Video of my 40-minute conversation with Jonathan Fields, author, entrepreneur, and creator of “The Good Life Project”, a weekly web show. We discuss the challenges that arise when you build a business and a family at the same time.
My interview with Dr. Debra Condren, founder of Manhattan Business Coaching, and host of the weekly “Ambition Radio Show”. We talk at length about the topics I write about in my column and my book.”. Download/listen to the podcast here.
I share examples, tips, and key points raised in my new book in an audio interview with Bill Ringle, who hosts an interview series for entrepreneurs called “My Quest for the Best”. Here’s the link:
Tess Vigeland interviews me about being the spouse of an entrepreneur on the NPR show, Marketplace Money: http://www.marketplace.org/topics/life/chasing-dreamers-life-entrepreneur
Paul Karofsky on why transitions in family business work well only half the time; on why it’s sometimes hard for the older generation to let go; on what questions families need to ask themselves; and on why occasionally progeny shed tears of relief that they are not the right fit to take over.
Q: Generally speaking, how well do leadership and ownership transitions go in family enterprises?
A: Approximately 50-60% of the transitions go really well. The others have hitches that can vary from serious breaches of trust to confusion about how to do the transition. There’s often a lot of fear and anxiety on the part of the older generation around letting the younger generation take hold. Can the kids handle it? Can they take the company to the next level? And, if so, what am I going to do with the rest of my life? And what if the kids screw up?
Q: What types of problems do you encounter when counseling families on business succession planning?

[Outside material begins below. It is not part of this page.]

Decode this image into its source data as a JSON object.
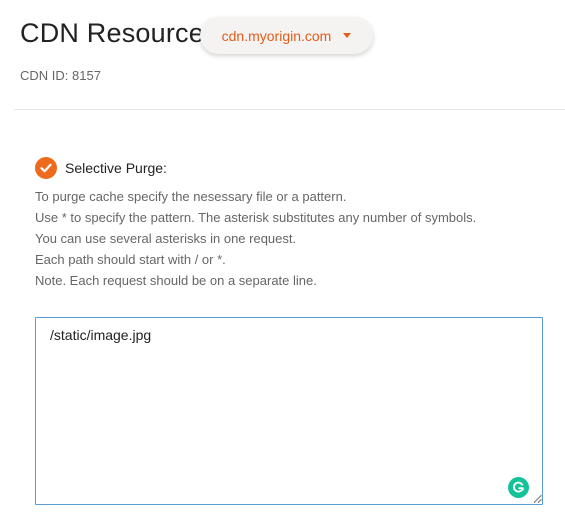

A: I encounter older people with middle-aged “children” working in the business, and the owners either can’t or won’t let go. I encourage people in that situation to commit to a date to retire. Occasionally I run into someone who has brought their child into the business, and when the child surpasses the parent in terms of success or effectiveness, the parent feels proud, but also uncomfortable. One of them complained to me: “Look what it says about Continue reading
Virginia Prescott of New Hampshire Public Radio’s “Word of Mouth” segment interviewed me today. In case you missed it, listen to it here… http://cpa.ds.npr.org/nhpr/audio/2012/03/WOM031912vp3_0.mp3
John Bradberry on falling in love with your business; on why founders need to assess their own physical and emotional health; and why passion is not always a great thing when you’re launching a company.
Q: You speak and write a lot about passion.
A: It’s impossible to understand a business and what makes it successful without understanding that it is a personal and emotional process for the founder. It can be both wrenching and glorious.
Q: How do family and personal relationships factor in to your assessments of an entrepreneur’s “readiness”?
A: I come at the topics you write about from another direction. What’s good for the business aligns with what’s good for the personal side of the entrepreneur’s life. You can’t extricate the two and deal with them separately. When we assess the strengths of a business, one of the “assets” we assess is the founder—how much gas does he have in the tank? Is he physically and emotionally healthy? Enough to stay in the game for the long haul? A lot of businesses blow up because the entrepreneur’s personal life is not working.
Q: How do you go about making this kind of personal assessment?
A: We ask founders to think it through. If they are pre-launch, we tell them to take a good hard look not only at their path to profitability, but also at what sacrifices the business will require of their families. The typical founder drastically underestimates Continue reading